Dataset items
┏━━
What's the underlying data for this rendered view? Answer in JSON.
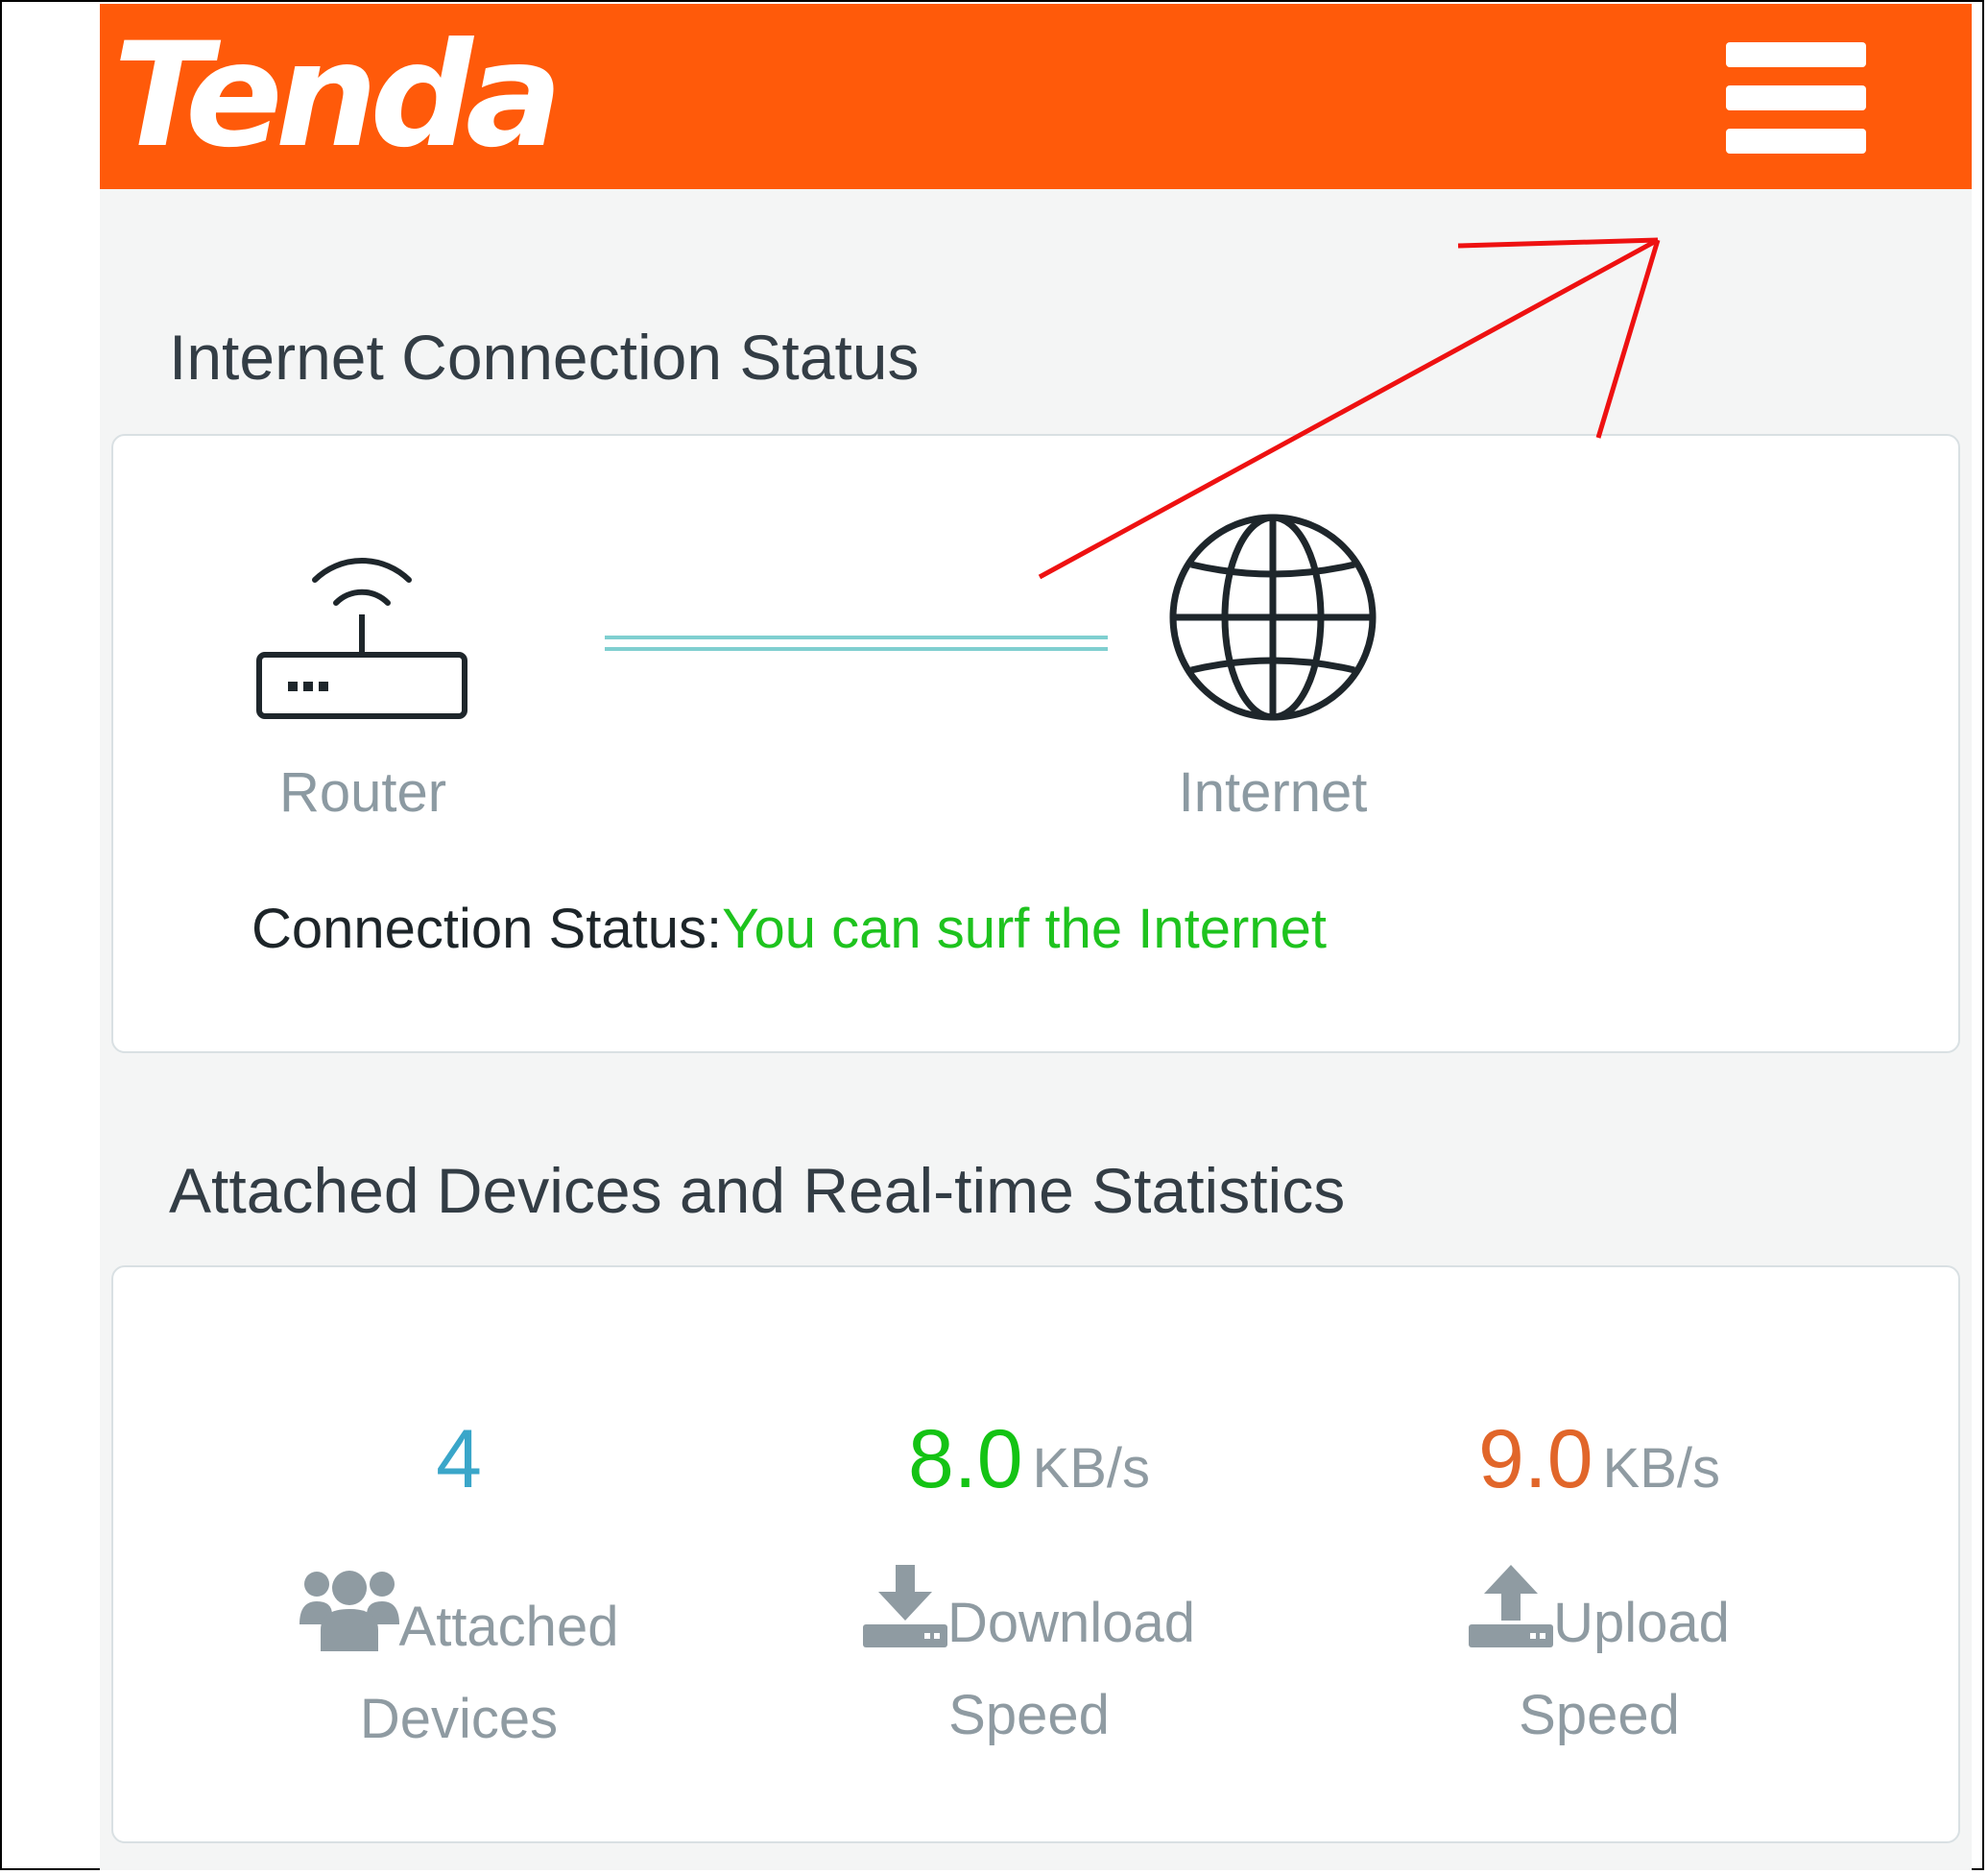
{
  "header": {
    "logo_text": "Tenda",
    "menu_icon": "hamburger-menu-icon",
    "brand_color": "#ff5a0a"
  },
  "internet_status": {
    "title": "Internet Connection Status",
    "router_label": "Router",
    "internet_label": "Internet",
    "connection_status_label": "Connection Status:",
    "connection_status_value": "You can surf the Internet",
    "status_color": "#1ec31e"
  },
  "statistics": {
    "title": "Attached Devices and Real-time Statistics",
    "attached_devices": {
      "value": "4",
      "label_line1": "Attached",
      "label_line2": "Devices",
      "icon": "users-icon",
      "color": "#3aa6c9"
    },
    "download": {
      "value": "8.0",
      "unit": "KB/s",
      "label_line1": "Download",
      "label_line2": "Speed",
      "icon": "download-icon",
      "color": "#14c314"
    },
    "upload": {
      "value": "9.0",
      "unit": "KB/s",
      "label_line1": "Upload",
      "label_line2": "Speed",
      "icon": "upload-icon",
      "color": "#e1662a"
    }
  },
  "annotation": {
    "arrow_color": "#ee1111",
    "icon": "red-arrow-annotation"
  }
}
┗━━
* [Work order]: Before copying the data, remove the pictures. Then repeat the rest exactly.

* [Result of the exercise]:
What's the underlying data for this rendered view? Answer in JSON.
{
  "header": {
    "logo_text": "Tenda",
    "menu_icon": "hamburger-menu-icon",
    "brand_color": "#ff5a0a"
  },
  "internet_status": {
    "title": "Internet Connection Status",
    "router_label": "Router",
    "internet_label": "Internet",
    "connection_status_label": "Connection Status:",
    "connection_status_value": "You can surf the Internet",
    "status_color": "#1ec31e"
  },
  "statistics": {
    "title": "Attached Devices and Real-time Statistics",
    "attached_devices": {
      "value": "4",
      "label_line1": "Attached",
      "label_line2": "Devices",
      "icon": "users-icon",
      "color": "#3aa6c9"
    },
    "download": {
      "value": "8.0",
      "unit": "KB/s",
      "label_line1": "Download",
      "label_line2": "Speed",
      "icon": "download-icon",
      "color": "#14c314"
    },
    "upload": {
      "value": "9.0",
      "unit": "KB/s",
      "label_line1": "Upload",
      "label_line2": "Speed",
      "icon": "upload-icon",
      "color": "#e1662a"
    }
  },
  "annotation": {
    "arrow_color": "#ee1111",
    "icon": "red-arrow-annotation"
  }
}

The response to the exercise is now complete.